_Task item_
Given the listing below, reproduce all of it exactly.

_Data_

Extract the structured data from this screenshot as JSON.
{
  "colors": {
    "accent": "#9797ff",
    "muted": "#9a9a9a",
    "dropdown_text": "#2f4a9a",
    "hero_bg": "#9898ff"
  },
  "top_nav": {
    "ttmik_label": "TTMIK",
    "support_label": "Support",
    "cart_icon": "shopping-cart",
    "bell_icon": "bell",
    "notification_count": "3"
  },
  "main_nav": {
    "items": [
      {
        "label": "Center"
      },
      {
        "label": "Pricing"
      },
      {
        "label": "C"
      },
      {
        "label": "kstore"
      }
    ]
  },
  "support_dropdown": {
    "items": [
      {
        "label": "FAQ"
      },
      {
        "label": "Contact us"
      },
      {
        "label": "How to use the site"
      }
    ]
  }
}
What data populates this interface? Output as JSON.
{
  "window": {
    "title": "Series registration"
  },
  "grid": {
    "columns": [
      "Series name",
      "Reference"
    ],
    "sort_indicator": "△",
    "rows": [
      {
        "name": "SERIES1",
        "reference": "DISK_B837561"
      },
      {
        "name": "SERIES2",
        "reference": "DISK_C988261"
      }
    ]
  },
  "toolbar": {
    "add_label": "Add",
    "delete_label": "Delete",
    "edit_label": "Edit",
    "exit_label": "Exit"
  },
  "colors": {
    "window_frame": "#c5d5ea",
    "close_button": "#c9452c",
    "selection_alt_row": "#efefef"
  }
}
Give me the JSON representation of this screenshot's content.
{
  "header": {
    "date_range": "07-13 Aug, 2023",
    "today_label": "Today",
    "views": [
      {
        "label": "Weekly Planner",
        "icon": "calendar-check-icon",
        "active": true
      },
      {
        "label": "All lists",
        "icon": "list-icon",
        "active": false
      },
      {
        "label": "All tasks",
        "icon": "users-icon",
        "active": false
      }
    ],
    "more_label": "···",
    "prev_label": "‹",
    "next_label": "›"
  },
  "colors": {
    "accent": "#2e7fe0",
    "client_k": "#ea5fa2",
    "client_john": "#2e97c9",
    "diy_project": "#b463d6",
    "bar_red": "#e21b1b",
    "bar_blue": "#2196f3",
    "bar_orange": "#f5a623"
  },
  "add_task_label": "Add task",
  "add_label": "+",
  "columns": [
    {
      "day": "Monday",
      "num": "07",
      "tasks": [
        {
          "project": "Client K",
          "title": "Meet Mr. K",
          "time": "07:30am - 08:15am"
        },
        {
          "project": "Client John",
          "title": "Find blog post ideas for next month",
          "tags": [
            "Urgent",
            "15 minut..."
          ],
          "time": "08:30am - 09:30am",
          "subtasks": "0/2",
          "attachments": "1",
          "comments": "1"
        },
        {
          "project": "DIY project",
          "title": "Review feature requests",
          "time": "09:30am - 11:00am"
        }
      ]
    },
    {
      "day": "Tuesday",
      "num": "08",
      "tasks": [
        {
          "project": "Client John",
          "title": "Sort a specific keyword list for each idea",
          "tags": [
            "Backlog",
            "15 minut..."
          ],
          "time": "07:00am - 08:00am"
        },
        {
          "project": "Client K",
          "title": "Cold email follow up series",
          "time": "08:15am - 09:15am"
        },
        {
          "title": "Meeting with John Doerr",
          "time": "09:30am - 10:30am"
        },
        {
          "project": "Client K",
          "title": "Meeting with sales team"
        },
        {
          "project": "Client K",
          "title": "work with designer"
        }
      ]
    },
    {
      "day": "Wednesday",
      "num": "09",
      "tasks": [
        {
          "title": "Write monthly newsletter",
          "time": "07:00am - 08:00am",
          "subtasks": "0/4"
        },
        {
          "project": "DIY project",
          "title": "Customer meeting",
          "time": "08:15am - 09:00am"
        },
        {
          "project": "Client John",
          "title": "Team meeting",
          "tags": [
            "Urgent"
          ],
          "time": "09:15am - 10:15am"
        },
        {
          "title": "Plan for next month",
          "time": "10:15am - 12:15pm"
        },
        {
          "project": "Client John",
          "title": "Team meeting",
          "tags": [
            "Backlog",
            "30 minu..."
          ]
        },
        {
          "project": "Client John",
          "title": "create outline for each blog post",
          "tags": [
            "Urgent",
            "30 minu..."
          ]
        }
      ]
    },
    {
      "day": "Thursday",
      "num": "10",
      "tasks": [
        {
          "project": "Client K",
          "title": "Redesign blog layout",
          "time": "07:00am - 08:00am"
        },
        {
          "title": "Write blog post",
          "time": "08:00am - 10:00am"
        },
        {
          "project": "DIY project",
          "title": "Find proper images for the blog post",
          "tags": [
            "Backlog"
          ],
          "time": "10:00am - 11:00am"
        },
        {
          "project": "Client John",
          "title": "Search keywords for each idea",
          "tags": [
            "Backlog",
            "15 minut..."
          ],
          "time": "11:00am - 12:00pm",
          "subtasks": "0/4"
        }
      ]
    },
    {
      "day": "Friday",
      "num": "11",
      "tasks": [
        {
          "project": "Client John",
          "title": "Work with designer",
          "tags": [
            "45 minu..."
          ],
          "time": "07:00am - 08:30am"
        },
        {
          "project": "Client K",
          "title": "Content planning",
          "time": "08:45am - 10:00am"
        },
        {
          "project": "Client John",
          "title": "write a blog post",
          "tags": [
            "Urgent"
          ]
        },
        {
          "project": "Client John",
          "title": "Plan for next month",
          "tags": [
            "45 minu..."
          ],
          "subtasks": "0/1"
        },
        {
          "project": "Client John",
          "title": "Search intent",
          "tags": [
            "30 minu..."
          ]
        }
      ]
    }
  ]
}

_Worked solution_
Extract the structured data from this screenshot as JSON.
{
  "colors": {
    "accent": "#9797ff",
    "muted": "#9a9a9a",
    "dropdown_text": "#2f4a9a",
    "hero_bg": "#9898ff"
  },
  "top_nav": {
    "ttmik_label": "TTMIK",
    "support_label": "Support",
    "cart_icon": "shopping-cart",
    "bell_icon": "bell",
    "notification_count": "3"
  },
  "main_nav": {
    "items": [
      {
        "label": "Center"
      },
      {
        "label": "Pricing"
      },
      {
        "label": "C"
      },
      {
        "label": "kstore"
      }
    ]
  },
  "support_dropdown": {
    "items": [
      {
        "label": "FAQ"
      },
      {
        "label": "Contact us"
      },
      {
        "label": "How to use the site"
      }
    ]
  }
}
What data populates this interface? Output as JSON.
{
  "window": {
    "title": "Series registration"
  },
  "grid": {
    "columns": [
      "Series name",
      "Reference"
    ],
    "sort_indicator": "△",
    "rows": [
      {
        "name": "SERIES1",
        "reference": "DISK_B837561"
      },
      {
        "name": "SERIES2",
        "reference": "DISK_C988261"
      }
    ]
  },
  "toolbar": {
    "add_label": "Add",
    "delete_label": "Delete",
    "edit_label": "Edit",
    "exit_label": "Exit"
  },
  "colors": {
    "window_frame": "#c5d5ea",
    "close_button": "#c9452c",
    "selection_alt_row": "#efefef"
  }
}
Give me the JSON representation of this screenshot's content.
{
  "header": {
    "date_range": "07-13 Aug, 2023",
    "today_label": "Today",
    "views": [
      {
        "label": "Weekly Planner",
        "icon": "calendar-check-icon",
        "active": true
      },
      {
        "label": "All lists",
        "icon": "list-icon",
        "active": false
      },
      {
        "label": "All tasks",
        "icon": "users-icon",
        "active": false
      }
    ],
    "more_label": "···",
    "prev_label": "‹",
    "next_label": "›"
  },
  "colors": {
    "accent": "#2e7fe0",
    "client_k": "#ea5fa2",
    "client_john": "#2e97c9",
    "diy_project": "#b463d6",
    "bar_red": "#e21b1b",
    "bar_blue": "#2196f3",
    "bar_orange": "#f5a623"
  },
  "add_task_label": "Add task",
  "add_label": "+",
  "columns": [
    {
      "day": "Monday",
      "num": "07",
      "tasks": [
        {
          "project": "Client K",
          "title": "Meet Mr. K",
          "time": "07:30am - 08:15am"
        },
        {
          "project": "Client John",
          "title": "Find blog post ideas for next month",
          "tags": [
            "Urgent",
            "15 minut..."
          ],
          "time": "08:30am - 09:30am",
          "subtasks": "0/2",
          "attachments": "1",
          "comments": "1"
        },
        {
          "project": "DIY project",
          "title": "Review feature requests",
          "time": "09:30am - 11:00am"
        }
      ]
    },
    {
      "day": "Tuesday",
      "num": "08",
      "tasks": [
        {
          "project": "Client John",
          "title": "Sort a specific keyword list for each idea",
          "tags": [
            "Backlog",
            "15 minut..."
          ],
          "time": "07:00am - 08:00am"
        },
        {
          "project": "Client K",
          "title": "Cold email follow up series",
          "time": "08:15am - 09:15am"
        },
        {
          "title": "Meeting with John Doerr",
          "time": "09:30am - 10:30am"
        },
        {
          "project": "Client K",
          "title": "Meeting with sales team"
        },
        {
          "project": "Client K",
          "title": "work with designer"
        }
      ]
    },
    {
      "day": "Wednesday",
      "num": "09",
      "tasks": [
        {
          "title": "Write monthly newsletter",
          "time": "07:00am - 08:00am",
          "subtasks": "0/4"
        },
        {
          "project": "DIY project",
          "title": "Customer meeting",
          "time": "08:15am - 09:00am"
        },
        {
          "project": "Client John",
          "title": "Team meeting",
          "tags": [
            "Urgent"
          ],
          "time": "09:15am - 10:15am"
        },
        {
          "title": "Plan for next month",
          "time": "10:15am - 12:15pm"
        },
        {
          "project": "Client John",
          "title": "Team meeting",
          "tags": [
            "Backlog",
            "30 minu..."
          ]
        },
        {
          "project": "Client John",
          "title": "create outline for each blog post",
          "tags": [
            "Urgent",
            "30 minu..."
          ]
        }
      ]
    },
    {
      "day": "Thursday",
      "num": "10",
      "tasks": [
        {
          "project": "Client K",
          "title": "Redesign blog layout",
          "time": "07:00am - 08:00am"
        },
        {
          "title": "Write blog post",
          "time": "08:00am - 10:00am"
        },
        {
          "project": "DIY project",
          "title": "Find proper images for the blog post",
          "tags": [
            "Backlog"
          ],
          "time": "10:00am - 11:00am"
        },
        {
          "project": "Client John",
          "title": "Search keywords for each idea",
          "tags": [
            "Backlog",
            "15 minut..."
          ],
          "time": "11:00am - 12:00pm",
          "subtasks": "0/4"
        }
      ]
    },
    {
      "day": "Friday",
      "num": "11",
      "tasks": [
        {
          "project": "Client John",
          "title": "Work with designer",
          "tags": [
            "45 minu..."
          ],
          "time": "07:00am - 08:30am"
        },
        {
          "project": "Client K",
          "title": "Content planning",
          "time": "08:45am - 10:00am"
        },
        {
          "project": "Client John",
          "title": "write a blog post",
          "tags": [
            "Urgent"
          ]
        },
        {
          "project": "Client John",
          "title": "Plan for next month",
          "tags": [
            "45 minu..."
          ],
          "subtasks": "0/1"
        },
        {
          "project": "Client John",
          "title": "Search intent",
          "tags": [
            "30 minu..."
          ]
        }
      ]
    }
  ]
}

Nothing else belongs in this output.